They seem incapable of eating intact grain, but thrive on damaged grain, brewer’s yeast, skim milk, flour, nuts, and organic dust. The presence of fungi can also encourage them – moist, damaged grain is ideal. The also feed on the starch and associated moulds, in the paper and glues used in books and documents.
Most populations are entirely female. Indeed male Liposcelis bostrychophila, one of the most common species in Australia, were only discovered in 2002. Since the females reproduce by parthenogenesis, laying large eggs without needing to mate, populations can explode in number, until they form a living carpet of tiny insects.

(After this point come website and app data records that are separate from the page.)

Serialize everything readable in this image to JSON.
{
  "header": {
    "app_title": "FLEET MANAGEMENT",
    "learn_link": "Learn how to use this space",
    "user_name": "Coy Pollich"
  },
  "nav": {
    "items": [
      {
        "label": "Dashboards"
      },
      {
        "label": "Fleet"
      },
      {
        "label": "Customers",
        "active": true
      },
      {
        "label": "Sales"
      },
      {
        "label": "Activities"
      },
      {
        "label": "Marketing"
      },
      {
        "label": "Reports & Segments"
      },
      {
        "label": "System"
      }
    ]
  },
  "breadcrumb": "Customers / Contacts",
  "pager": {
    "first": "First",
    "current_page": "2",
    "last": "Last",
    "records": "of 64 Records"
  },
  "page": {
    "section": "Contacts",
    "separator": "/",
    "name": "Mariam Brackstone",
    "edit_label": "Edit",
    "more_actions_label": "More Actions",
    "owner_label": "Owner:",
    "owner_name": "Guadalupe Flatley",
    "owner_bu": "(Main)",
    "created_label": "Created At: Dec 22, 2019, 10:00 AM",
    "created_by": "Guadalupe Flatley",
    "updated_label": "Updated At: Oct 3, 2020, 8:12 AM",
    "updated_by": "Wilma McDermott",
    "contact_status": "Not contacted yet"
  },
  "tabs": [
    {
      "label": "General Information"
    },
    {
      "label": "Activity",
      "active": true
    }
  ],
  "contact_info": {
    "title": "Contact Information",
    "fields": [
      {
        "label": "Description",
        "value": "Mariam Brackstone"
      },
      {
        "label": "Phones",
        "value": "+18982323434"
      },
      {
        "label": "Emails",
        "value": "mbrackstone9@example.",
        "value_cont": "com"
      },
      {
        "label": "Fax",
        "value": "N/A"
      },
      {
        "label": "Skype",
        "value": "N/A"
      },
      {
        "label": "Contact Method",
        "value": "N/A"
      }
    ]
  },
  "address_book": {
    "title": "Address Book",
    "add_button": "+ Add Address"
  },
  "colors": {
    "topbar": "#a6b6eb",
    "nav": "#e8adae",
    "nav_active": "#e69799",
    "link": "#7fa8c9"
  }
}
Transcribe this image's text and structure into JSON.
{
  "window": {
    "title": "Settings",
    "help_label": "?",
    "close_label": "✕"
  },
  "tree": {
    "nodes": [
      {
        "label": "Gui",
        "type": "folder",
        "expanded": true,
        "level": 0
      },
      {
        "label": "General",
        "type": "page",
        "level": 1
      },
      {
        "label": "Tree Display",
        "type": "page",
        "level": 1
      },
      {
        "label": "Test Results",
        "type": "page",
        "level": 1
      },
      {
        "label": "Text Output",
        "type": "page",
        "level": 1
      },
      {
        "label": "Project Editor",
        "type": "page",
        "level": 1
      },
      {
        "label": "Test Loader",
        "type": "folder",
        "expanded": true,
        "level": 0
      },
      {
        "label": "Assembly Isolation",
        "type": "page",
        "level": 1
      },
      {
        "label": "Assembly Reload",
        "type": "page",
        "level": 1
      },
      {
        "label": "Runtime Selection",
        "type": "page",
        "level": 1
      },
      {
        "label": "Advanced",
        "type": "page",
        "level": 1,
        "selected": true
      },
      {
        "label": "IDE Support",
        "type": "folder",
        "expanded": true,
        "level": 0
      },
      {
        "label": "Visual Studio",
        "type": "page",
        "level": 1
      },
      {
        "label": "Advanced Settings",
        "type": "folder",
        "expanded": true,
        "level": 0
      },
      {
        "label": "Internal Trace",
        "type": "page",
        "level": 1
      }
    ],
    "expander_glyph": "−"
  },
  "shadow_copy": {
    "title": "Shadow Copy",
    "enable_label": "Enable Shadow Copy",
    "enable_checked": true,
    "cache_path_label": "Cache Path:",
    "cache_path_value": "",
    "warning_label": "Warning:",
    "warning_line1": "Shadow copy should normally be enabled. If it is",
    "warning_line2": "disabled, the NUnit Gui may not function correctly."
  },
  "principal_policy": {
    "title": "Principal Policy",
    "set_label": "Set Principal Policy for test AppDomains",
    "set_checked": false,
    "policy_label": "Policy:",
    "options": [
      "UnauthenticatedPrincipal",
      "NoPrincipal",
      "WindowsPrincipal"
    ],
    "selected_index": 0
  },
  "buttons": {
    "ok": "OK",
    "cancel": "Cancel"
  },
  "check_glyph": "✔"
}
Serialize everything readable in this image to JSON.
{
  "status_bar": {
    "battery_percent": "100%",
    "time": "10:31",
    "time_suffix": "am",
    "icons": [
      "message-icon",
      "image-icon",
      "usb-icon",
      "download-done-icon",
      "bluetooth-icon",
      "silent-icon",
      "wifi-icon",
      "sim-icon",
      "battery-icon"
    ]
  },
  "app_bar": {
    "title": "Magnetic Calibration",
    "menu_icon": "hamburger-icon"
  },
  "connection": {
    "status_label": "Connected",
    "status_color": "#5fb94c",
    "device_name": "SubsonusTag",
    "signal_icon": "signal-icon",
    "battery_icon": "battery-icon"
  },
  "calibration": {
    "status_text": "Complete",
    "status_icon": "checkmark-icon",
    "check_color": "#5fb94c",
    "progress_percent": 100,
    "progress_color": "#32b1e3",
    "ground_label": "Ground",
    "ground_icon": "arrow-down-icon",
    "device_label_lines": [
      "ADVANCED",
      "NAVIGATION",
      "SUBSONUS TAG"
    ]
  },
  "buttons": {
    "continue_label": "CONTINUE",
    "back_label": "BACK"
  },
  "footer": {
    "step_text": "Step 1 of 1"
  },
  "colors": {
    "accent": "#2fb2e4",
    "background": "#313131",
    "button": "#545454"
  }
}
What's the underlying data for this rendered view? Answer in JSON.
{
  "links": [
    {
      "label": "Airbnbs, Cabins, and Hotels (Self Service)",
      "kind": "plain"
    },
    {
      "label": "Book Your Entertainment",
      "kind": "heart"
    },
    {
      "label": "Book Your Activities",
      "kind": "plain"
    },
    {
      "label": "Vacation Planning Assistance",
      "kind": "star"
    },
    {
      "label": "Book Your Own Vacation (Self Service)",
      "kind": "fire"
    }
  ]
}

Pest status: Can become a serious pest wherever grain-based foodstuffs are poorly stored. Humidity is a major contributing factor. Booklice taint grain if present in large numbers, and can provoke allergic reactions in the sensitive.
Booklice are also known to carry a number of fungi and bacteria, including the bacterium Rickettsia felis, which can be fatal to humans when spread by fleas. However, booklice have not been linked in the transmission of disease and there is no way for the booklice to directly infect humans since they cannot bite and pierce human skin. Oddly, Rickettsia is only found in the female-only populations, where it may be controlling their reproductive strategy.
Treatment: Sanitation of infested areas is vital – destroying contaminated food, and removing all traces of spilled flour, grain, or yeast, and reducing humidity levels (consistently below 50-60%). Booklice are also vulnerable to temperatures above 45oC.
In commercial situations, using pesticides is difficult, as resistance to pyrethrins, organophosphates, and phosphine is increasingly common. Storing foodstuffs in a controlled atmosphere, not only with reduced humidity but replacing oxygen with carbon dioxide can provide effective. Alternating controlled atmosphere techniques with pesticide treatments tends to be more effective than using controlled atmosphere techniques or pesticides alone.
Other fabric pests.
Other stored product pests.
Daniel Heald, technician and entomologist.